North Carolina’s The Connells sprung from the same southern college rock scene of the 80’s that gave birth to R.E.M. and Pylon, and like those peers, the group became critical darlings through their jangling, alt-rock meets power pop sound. After a twenty year hiatus, the group has reunited for Steadman’s Wake, a new album that holds onto the same meaningful lyrics, subtly addictive melodies and emotional hooks that propelled them to fame in their heyday.
While the groups from the early college rock days rarely wrote pure, upbeat pop songs (or when they did, they could often be disasters – see R.E.M.‘s “Shine Happy People”), but on the album’s intro track “Really Great”, The Connells pull off a bright and uplifting rocker without any cheese to go with it. The song beams with positive energy that starts things on a high note.
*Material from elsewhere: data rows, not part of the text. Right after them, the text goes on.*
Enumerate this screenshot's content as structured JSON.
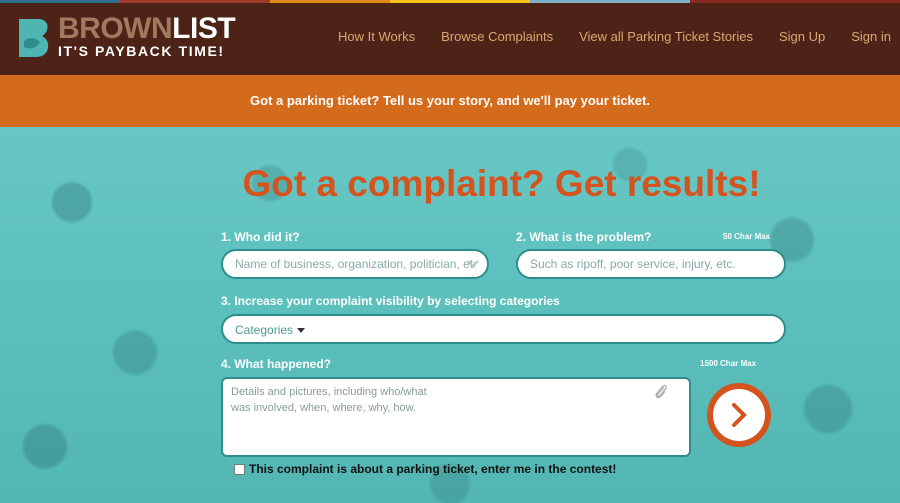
{
  "brand": {
    "word_part1": "BROWN",
    "word_part2": "LIST",
    "tagline": "IT'S PAYBACK TIME!",
    "colors": {
      "header_bg": "#4e2317",
      "banner_bg": "#d46a1c",
      "accent": "#d4531e",
      "teal": "#5fc3c0",
      "logo_mark": "#4fb5b3"
    }
  },
  "nav": {
    "items": [
      {
        "label": "How It Works"
      },
      {
        "label": "Browse Complaints"
      },
      {
        "label": "View all Parking Ticket Stories"
      },
      {
        "label": "Sign Up"
      },
      {
        "label": "Sign in"
      }
    ]
  },
  "banner": {
    "text": "Got a parking ticket? Tell us your story, and we'll pay your ticket."
  },
  "form": {
    "headline": "Got a complaint? Get results!",
    "who": {
      "label": "1. Who did it?",
      "placeholder": "Name of business, organization, politician, etc"
    },
    "problem": {
      "label": "2. What is the problem?",
      "max": "50 Char Max",
      "placeholder": "Such as ripoff, poor service, injury, etc."
    },
    "categories": {
      "label": "3. Increase your complaint visibility by selecting categories",
      "value": "Categories"
    },
    "happened": {
      "label": "4. What happened?",
      "max": "1500 Char Max",
      "placeholder": "Details and pictures, including who/what\nwas involved, when, where, why, how."
    },
    "contest": {
      "label": "This complaint is about a parking ticket, enter me in the contest!"
    },
    "icons": {
      "submit": "chevron-right-icon",
      "attach": "paperclip-icon",
      "dropdown": "chevron-down-icon"
    }
  }
}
Most tracks on Steadman’s Wake are more complex lyrically, tackling existential feelings of doubt, regret and a search for connection. The steady rocker “Fading In”, with lyrics like “I’m fading in, and there’s never really been that much of me” manages to feel comforting in this admission of vulnerability, with the wispy harmonizing on the chorus recalling classic power pop, with a twangy guitar solo thrown in. There’s an equal vulnerability to “Song for Duncan”, with it’s deep, reverberating tom-tom drums adding weight to the tracks pleading vocals (“Please be steady, please be stable, please be everything I’m not”).
The band’s songwriting conjures plaintive scenes of Americana (“Rusted Fields” impassioned farewell “I’ll see you across the rusted fields”), and moodier references to our current divided climate (“I showed up to Charlottesville. You make of it what you will” on the melancholy title track). Whether looking inwardly or dealing with more universal concepts, the lyrics on the album always manage to connect authentically, welcoming you to relate and feel instead of trying to force a reaction.
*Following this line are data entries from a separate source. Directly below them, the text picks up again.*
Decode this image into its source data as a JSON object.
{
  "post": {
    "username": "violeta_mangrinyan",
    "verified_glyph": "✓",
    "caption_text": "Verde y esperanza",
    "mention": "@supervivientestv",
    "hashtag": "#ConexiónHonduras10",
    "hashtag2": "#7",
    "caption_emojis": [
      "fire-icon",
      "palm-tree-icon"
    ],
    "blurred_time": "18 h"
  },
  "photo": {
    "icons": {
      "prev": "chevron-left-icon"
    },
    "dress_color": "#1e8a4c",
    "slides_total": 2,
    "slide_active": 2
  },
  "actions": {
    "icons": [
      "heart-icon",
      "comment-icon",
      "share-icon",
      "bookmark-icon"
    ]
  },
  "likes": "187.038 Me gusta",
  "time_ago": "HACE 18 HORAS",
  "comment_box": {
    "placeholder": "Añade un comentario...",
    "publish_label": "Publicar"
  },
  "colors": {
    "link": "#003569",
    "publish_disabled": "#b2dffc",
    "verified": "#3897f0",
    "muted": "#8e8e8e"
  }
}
Musically, it’s easy to hear the sounds of Big Star, R.E.M. and Gin Blossoms (who were likely influenced by The Connells) all over Steadman’s Wake. “Gladiator Heart” finds dual, folksy electric guitars playing off each other and leading up to a sunny chorus. “Burial Art” rides classic rock riffs through to an endearingly funny chorus (“You like burial art. Me too! You’ve been falling apart. Me too!”). There’s a darker tone to the excellent “Universal Vibe”, with its rollicking sixties rock vibes and perfectly folk harmonies on the chorus.There are other great touches throughout the album; the melancholy horns on “Stars”, the quirky guitar line on “Helium”, harpsichord during the bridge of “Steadman’s Wake”. All of these give each song its own personality while never disrupting the cohesiveness of the album.
For longtime fans of The Connells, this album will be well worth the wait. These are the kind of songs that stick with you and grow in meaning and stature on repeat listens. They feel timeless and nostalgic at once. The Connells may be one of the last bands of their era to still be standing and running on all gears. Hear the whole album when it drops on September 24th, and listen to the pre-released songs here!